ABOUT THIS TASK ::
Retype every entry exactly, down to the last character.

(Data about app and page elements)
Start of Block

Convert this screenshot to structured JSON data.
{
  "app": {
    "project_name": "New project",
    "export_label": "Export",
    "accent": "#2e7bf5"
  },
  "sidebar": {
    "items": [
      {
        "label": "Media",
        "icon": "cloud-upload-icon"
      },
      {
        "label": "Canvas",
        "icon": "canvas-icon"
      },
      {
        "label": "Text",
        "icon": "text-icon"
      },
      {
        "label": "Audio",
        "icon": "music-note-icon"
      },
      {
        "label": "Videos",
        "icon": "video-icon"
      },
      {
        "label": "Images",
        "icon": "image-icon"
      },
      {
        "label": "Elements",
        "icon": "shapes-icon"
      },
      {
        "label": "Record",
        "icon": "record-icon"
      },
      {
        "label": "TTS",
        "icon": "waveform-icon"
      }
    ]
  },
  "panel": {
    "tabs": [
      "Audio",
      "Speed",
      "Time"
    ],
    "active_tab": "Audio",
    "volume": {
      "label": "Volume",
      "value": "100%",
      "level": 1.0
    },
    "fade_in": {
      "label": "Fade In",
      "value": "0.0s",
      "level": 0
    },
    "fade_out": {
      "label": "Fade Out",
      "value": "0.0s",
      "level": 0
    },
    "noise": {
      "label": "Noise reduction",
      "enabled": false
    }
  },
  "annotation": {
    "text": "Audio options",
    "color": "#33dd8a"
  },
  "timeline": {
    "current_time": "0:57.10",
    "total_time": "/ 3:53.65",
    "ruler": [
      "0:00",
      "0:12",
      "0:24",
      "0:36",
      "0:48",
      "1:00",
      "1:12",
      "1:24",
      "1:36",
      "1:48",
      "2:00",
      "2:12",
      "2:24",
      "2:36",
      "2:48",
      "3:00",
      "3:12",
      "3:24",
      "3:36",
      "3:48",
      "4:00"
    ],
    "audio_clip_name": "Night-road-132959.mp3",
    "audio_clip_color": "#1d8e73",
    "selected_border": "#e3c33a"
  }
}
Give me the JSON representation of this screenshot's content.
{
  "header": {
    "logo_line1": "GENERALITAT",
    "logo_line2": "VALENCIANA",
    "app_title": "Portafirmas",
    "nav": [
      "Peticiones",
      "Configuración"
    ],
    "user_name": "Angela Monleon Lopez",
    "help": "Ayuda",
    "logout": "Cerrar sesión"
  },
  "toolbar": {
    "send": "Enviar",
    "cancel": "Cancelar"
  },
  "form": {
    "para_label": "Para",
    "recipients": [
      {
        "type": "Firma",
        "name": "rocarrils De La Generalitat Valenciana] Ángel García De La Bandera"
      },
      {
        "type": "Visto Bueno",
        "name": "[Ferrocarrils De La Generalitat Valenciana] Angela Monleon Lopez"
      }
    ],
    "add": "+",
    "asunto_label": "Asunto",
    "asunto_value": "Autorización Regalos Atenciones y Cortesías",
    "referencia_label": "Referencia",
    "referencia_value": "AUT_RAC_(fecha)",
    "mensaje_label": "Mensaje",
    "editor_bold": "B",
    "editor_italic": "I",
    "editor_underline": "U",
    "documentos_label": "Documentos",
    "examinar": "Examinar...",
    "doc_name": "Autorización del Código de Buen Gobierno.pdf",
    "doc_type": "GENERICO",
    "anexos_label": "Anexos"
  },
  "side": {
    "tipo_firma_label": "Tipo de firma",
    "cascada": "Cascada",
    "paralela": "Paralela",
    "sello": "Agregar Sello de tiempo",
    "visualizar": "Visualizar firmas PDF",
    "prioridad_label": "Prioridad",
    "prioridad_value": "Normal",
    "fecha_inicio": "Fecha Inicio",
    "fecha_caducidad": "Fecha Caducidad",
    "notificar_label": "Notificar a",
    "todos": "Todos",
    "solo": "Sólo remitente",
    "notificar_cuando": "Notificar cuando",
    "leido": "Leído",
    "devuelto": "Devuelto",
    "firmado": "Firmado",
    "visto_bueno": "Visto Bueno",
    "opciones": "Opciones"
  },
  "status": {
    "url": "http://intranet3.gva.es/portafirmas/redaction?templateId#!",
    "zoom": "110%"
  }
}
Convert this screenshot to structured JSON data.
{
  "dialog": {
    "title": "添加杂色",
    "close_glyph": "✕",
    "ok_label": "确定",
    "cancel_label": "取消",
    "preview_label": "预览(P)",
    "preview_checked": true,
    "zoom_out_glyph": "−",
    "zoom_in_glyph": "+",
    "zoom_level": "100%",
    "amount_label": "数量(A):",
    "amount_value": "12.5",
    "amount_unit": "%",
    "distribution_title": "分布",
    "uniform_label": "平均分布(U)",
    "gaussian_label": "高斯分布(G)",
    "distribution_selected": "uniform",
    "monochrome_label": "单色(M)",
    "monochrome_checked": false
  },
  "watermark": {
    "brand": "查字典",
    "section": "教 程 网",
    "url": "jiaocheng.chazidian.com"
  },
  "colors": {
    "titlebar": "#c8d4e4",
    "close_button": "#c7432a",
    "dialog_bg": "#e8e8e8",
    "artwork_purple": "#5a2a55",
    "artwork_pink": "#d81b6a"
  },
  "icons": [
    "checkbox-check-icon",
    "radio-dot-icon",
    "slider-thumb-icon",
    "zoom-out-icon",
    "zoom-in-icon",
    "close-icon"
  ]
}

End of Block

ANSWER TO THIS EXERCISE ::
Convert this screenshot to structured JSON data.
{
  "app": {
    "project_name": "New project",
    "export_label": "Export",
    "accent": "#2e7bf5"
  },
  "sidebar": {
    "items": [
      {
        "label": "Media",
        "icon": "cloud-upload-icon"
      },
      {
        "label": "Canvas",
        "icon": "canvas-icon"
      },
      {
        "label": "Text",
        "icon": "text-icon"
      },
      {
        "label": "Audio",
        "icon": "music-note-icon"
      },
      {
        "label": "Videos",
        "icon": "video-icon"
      },
      {
        "label": "Images",
        "icon": "image-icon"
      },
      {
        "label": "Elements",
        "icon": "shapes-icon"
      },
      {
        "label": "Record",
        "icon": "record-icon"
      },
      {
        "label": "TTS",
        "icon": "waveform-icon"
      }
    ]
  },
  "panel": {
    "tabs": [
      "Audio",
      "Speed",
      "Time"
    ],
    "active_tab": "Audio",
    "volume": {
      "label": "Volume",
      "value": "100%",
      "level": 1.0
    },
    "fade_in": {
      "label": "Fade In",
      "value": "0.0s",
      "level": 0
    },
    "fade_out": {
      "label": "Fade Out",
      "value": "0.0s",
      "level": 0
    },
    "noise": {
      "label": "Noise reduction",
      "enabled": false
    }
  },
  "annotation": {
    "text": "Audio options",
    "color": "#33dd8a"
  },
  "timeline": {
    "current_time": "0:57.10",
    "total_time": "/ 3:53.65",
    "ruler": [
      "0:00",
      "0:12",
      "0:24",
      "0:36",
      "0:48",
      "1:00",
      "1:12",
      "1:24",
      "1:36",
      "1:48",
      "2:00",
      "2:12",
      "2:24",
      "2:36",
      "2:48",
      "3:00",
      "3:12",
      "3:24",
      "3:36",
      "3:48",
      "4:00"
    ],
    "audio_clip_name": "Night-road-132959.mp3",
    "audio_clip_color": "#1d8e73",
    "selected_border": "#e3c33a"
  }
}
Give me the JSON representation of this screenshot's content.
{
  "header": {
    "logo_line1": "GENERALITAT",
    "logo_line2": "VALENCIANA",
    "app_title": "Portafirmas",
    "nav": [
      "Peticiones",
      "Configuración"
    ],
    "user_name": "Angela Monleon Lopez",
    "help": "Ayuda",
    "logout": "Cerrar sesión"
  },
  "toolbar": {
    "send": "Enviar",
    "cancel": "Cancelar"
  },
  "form": {
    "para_label": "Para",
    "recipients": [
      {
        "type": "Firma",
        "name": "rocarrils De La Generalitat Valenciana] Ángel García De La Bandera"
      },
      {
        "type": "Visto Bueno",
        "name": "[Ferrocarrils De La Generalitat Valenciana] Angela Monleon Lopez"
      }
    ],
    "add": "+",
    "asunto_label": "Asunto",
    "asunto_value": "Autorización Regalos Atenciones y Cortesías",
    "referencia_label": "Referencia",
    "referencia_value": "AUT_RAC_(fecha)",
    "mensaje_label": "Mensaje",
    "editor_bold": "B",
    "editor_italic": "I",
    "editor_underline": "U",
    "documentos_label": "Documentos",
    "examinar": "Examinar...",
    "doc_name": "Autorización del Código de Buen Gobierno.pdf",
    "doc_type": "GENERICO",
    "anexos_label": "Anexos"
  },
  "side": {
    "tipo_firma_label": "Tipo de firma",
    "cascada": "Cascada",
    "paralela": "Paralela",
    "sello": "Agregar Sello de tiempo",
    "visualizar": "Visualizar firmas PDF",
    "prioridad_label": "Prioridad",
    "prioridad_value": "Normal",
    "fecha_inicio": "Fecha Inicio",
    "fecha_caducidad": "Fecha Caducidad",
    "notificar_label": "Notificar a",
    "todos": "Todos",
    "solo": "Sólo remitente",
    "notificar_cuando": "Notificar cuando",
    "leido": "Leído",
    "devuelto": "Devuelto",
    "firmado": "Firmado",
    "visto_bueno": "Visto Bueno",
    "opciones": "Opciones"
  },
  "status": {
    "url": "http://intranet3.gva.es/portafirmas/redaction?templateId#!",
    "zoom": "110%"
  }
}
Convert this screenshot to structured JSON data.
{
  "dialog": {
    "title": "添加杂色",
    "close_glyph": "✕",
    "ok_label": "确定",
    "cancel_label": "取消",
    "preview_label": "预览(P)",
    "preview_checked": true,
    "zoom_out_glyph": "−",
    "zoom_in_glyph": "+",
    "zoom_level": "100%",
    "amount_label": "数量(A):",
    "amount_value": "12.5",
    "amount_unit": "%",
    "distribution_title": "分布",
    "uniform_label": "平均分布(U)",
    "gaussian_label": "高斯分布(G)",
    "distribution_selected": "uniform",
    "monochrome_label": "单色(M)",
    "monochrome_checked": false
  },
  "watermark": {
    "brand": "查字典",
    "section": "教 程 网",
    "url": "jiaocheng.chazidian.com"
  },
  "colors": {
    "titlebar": "#c8d4e4",
    "close_button": "#c7432a",
    "dialog_bg": "#e8e8e8",
    "artwork_purple": "#5a2a55",
    "artwork_pink": "#d81b6a"
  },
  "icons": [
    "checkbox-check-icon",
    "radio-dot-icon",
    "slider-thumb-icon",
    "zoom-out-icon",
    "zoom-in-icon",
    "close-icon"
  ]
}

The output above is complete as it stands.